• TRY IT:
Extract the entries in their exact form.

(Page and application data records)

# # # #

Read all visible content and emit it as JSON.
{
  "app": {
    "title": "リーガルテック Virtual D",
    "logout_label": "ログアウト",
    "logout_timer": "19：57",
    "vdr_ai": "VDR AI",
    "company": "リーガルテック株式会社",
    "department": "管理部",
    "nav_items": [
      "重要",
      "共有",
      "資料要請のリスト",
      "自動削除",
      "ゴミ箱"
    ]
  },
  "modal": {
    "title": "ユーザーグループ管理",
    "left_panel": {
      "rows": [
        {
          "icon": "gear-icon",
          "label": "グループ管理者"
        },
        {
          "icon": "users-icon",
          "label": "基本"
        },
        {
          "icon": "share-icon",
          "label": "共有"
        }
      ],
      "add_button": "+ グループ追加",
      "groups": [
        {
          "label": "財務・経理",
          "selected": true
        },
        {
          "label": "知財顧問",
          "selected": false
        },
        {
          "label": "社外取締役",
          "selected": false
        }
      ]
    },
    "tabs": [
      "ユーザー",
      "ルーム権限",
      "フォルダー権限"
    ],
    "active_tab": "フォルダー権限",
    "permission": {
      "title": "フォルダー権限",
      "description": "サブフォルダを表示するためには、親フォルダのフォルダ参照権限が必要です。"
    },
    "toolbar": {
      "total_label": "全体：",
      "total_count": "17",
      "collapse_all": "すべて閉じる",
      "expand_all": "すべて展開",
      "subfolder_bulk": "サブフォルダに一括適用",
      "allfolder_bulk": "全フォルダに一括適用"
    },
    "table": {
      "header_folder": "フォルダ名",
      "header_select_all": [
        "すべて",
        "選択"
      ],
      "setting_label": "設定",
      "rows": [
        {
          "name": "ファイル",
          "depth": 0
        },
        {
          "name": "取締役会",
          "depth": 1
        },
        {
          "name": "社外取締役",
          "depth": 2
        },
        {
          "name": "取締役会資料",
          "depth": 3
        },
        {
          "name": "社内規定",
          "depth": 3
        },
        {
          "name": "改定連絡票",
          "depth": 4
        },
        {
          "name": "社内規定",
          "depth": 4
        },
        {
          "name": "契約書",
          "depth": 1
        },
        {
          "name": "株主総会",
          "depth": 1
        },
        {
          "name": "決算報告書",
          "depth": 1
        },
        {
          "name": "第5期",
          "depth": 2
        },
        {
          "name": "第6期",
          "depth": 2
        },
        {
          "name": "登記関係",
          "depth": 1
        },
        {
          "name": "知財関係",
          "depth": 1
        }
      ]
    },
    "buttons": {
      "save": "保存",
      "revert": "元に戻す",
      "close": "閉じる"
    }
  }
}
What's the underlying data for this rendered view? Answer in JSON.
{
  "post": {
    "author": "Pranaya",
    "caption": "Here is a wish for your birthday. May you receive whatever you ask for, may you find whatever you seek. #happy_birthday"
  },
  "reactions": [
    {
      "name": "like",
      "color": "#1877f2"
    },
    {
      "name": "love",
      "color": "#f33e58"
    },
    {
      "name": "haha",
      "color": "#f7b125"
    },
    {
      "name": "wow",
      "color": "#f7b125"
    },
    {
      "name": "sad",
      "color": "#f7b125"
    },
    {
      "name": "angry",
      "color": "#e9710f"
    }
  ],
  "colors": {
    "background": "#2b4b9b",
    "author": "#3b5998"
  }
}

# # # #

• SOLVED EXERCISE:
Read all visible content and emit it as JSON.
{
  "app": {
    "title": "リーガルテック Virtual D",
    "logout_label": "ログアウト",
    "logout_timer": "19：57",
    "vdr_ai": "VDR AI",
    "company": "リーガルテック株式会社",
    "department": "管理部",
    "nav_items": [
      "重要",
      "共有",
      "資料要請のリスト",
      "自動削除",
      "ゴミ箱"
    ]
  },
  "modal": {
    "title": "ユーザーグループ管理",
    "left_panel": {
      "rows": [
        {
          "icon": "gear-icon",
          "label": "グループ管理者"
        },
        {
          "icon": "users-icon",
          "label": "基本"
        },
        {
          "icon": "share-icon",
          "label": "共有"
        }
      ],
      "add_button": "+ グループ追加",
      "groups": [
        {
          "label": "財務・経理",
          "selected": true
        },
        {
          "label": "知財顧問",
          "selected": false
        },
        {
          "label": "社外取締役",
          "selected": false
        }
      ]
    },
    "tabs": [
      "ユーザー",
      "ルーム権限",
      "フォルダー権限"
    ],
    "active_tab": "フォルダー権限",
    "permission": {
      "title": "フォルダー権限",
      "description": "サブフォルダを表示するためには、親フォルダのフォルダ参照権限が必要です。"
    },
    "toolbar": {
      "total_label": "全体：",
      "total_count": "17",
      "collapse_all": "すべて閉じる",
      "expand_all": "すべて展開",
      "subfolder_bulk": "サブフォルダに一括適用",
      "allfolder_bulk": "全フォルダに一括適用"
    },
    "table": {
      "header_folder": "フォルダ名",
      "header_select_all": [
        "すべて",
        "選択"
      ],
      "setting_label": "設定",
      "rows": [
        {
          "name": "ファイル",
          "depth": 0
        },
        {
          "name": "取締役会",
          "depth": 1
        },
        {
          "name": "社外取締役",
          "depth": 2
        },
        {
          "name": "取締役会資料",
          "depth": 3
        },
        {
          "name": "社内規定",
          "depth": 3
        },
        {
          "name": "改定連絡票",
          "depth": 4
        },
        {
          "name": "社内規定",
          "depth": 4
        },
        {
          "name": "契約書",
          "depth": 1
        },
        {
          "name": "株主総会",
          "depth": 1
        },
        {
          "name": "決算報告書",
          "depth": 1
        },
        {
          "name": "第5期",
          "depth": 2
        },
        {
          "name": "第6期",
          "depth": 2
        },
        {
          "name": "登記関係",
          "depth": 1
        },
        {
          "name": "知財関係",
          "depth": 1
        }
      ]
    },
    "buttons": {
      "save": "保存",
      "revert": "元に戻す",
      "close": "閉じる"
    }
  }
}
What's the underlying data for this rendered view? Answer in JSON.
{
  "post": {
    "author": "Pranaya",
    "caption": "Here is a wish for your birthday. May you receive whatever you ask for, may you find whatever you seek. #happy_birthday"
  },
  "reactions": [
    {
      "name": "like",
      "color": "#1877f2"
    },
    {
      "name": "love",
      "color": "#f33e58"
    },
    {
      "name": "haha",
      "color": "#f7b125"
    },
    {
      "name": "wow",
      "color": "#f7b125"
    },
    {
      "name": "sad",
      "color": "#f7b125"
    },
    {
      "name": "angry",
      "color": "#e9710f"
    }
  ],
  "colors": {
    "background": "#2b4b9b",
    "author": "#3b5998"
  }
}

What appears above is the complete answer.